The Fifth Circuit holds it lacks subject matter jurisdiction to hear petitions for review of Clean Air Act notices of violation

“Final actions” of the EPA under the Clean Air Act are subject to direct review by a United States  Court of Appeals. 42 U.S.C. § 7607(b)(1). In a decision issued on July 3, 2014, in Luminant  Generation Company, LLC v. United States Environmental Protection Agency, No. 12-60694 (5th  Cir. 2014), the United States  Court of Appeals for the Fifth Circuit considered for the first time whether an EPA notice of  violation issued under the Clean Air Act constituted an EPA final action.

The Fifth Circuit held that an EPA action is not a final action unless the action satisfies two  requirements. First, the action must mark the end of the agency’s decision-making process. Second,  the action must determine rights and obligations or result in legal consequences.

As to the first prong, the EPA’s decision-making process in no way ends with the issuance of a  notice of violation. After the EPA issues a notice of violation, it can choose any number of  courses of action. The EPA can issue an order, initiate proceedings to impose an administrative  penalty, file a civil action, withdraw the notice, amend the notice or simply do nothing.

A notice of violation also fails to satisfy the second prong of the final action test. The Clean  Air Act determines the alleged violator’s rights and obligations, not the notice of violation.  Additionally, issuance of a notice of violation, by itself, does not result in any legal  consequences. Again, after the notice is issued, the EPA simply could choose to do nothing.

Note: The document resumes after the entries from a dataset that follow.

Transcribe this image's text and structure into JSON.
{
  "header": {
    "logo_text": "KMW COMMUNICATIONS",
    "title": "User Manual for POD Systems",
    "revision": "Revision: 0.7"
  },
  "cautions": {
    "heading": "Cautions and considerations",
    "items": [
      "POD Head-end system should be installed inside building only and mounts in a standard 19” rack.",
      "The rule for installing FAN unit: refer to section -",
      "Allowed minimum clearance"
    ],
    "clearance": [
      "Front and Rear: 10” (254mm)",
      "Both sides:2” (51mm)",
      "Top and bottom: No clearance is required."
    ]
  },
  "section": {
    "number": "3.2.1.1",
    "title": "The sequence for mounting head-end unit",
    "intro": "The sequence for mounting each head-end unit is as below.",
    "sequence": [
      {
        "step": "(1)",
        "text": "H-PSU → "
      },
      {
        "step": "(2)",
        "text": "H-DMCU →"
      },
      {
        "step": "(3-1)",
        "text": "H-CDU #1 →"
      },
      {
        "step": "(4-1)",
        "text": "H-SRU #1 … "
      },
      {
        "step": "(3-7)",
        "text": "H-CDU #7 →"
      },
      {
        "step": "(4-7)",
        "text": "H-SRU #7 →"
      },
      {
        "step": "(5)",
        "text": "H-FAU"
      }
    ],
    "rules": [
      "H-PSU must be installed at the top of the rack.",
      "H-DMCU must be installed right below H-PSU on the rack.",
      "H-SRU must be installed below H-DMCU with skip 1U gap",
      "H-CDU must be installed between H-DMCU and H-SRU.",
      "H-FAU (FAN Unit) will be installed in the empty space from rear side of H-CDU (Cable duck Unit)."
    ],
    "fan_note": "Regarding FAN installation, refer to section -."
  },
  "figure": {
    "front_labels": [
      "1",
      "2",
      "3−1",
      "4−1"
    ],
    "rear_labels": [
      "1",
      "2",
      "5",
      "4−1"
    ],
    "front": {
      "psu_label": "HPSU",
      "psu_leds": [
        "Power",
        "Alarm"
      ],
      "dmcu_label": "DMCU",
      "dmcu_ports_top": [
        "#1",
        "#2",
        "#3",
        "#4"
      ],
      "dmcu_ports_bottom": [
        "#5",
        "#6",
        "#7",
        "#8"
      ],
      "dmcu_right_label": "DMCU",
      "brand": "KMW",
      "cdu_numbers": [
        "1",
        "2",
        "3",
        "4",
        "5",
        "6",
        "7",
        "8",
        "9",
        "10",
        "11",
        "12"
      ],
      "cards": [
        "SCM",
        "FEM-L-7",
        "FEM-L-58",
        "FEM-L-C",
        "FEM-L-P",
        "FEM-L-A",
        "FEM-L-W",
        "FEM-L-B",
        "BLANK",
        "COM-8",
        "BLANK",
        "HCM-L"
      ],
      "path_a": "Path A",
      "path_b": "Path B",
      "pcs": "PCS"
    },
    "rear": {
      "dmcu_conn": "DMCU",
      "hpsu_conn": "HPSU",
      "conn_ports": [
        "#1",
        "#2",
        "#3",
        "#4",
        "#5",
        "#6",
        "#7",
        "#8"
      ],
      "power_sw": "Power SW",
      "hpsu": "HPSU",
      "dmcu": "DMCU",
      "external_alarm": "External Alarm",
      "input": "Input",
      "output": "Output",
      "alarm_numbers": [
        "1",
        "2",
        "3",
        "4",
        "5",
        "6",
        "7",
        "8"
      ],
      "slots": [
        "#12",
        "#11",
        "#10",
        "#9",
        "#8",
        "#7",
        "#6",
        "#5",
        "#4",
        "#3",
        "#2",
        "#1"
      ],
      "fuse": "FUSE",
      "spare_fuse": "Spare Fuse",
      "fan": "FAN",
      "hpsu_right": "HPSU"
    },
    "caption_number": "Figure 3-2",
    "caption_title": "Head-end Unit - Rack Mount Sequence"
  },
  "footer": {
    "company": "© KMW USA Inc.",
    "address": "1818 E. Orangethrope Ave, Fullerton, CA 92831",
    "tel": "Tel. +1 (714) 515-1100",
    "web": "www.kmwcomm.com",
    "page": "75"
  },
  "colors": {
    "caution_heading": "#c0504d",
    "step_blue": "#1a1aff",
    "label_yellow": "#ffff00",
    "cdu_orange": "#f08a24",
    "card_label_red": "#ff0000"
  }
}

The Fifth Circuit, therefore, concluded that a Clean Air Act notice of violation was not a final  action. The case was dismissed for lack of subject matter jurisdiction. The Fifth Circuit’s  decision in Luminant is consistent with those of the other circuit courts that have considered this  issue. Even so, prior to Luminant, prudence dictated that a party within the Fifth Circuit subject  to a notice of violation should petition the Fifth Circuit for review or risk losing the right to  challenge the notice in later enforcement proceedings. See 42 U.S.C. § 7607(b)(2).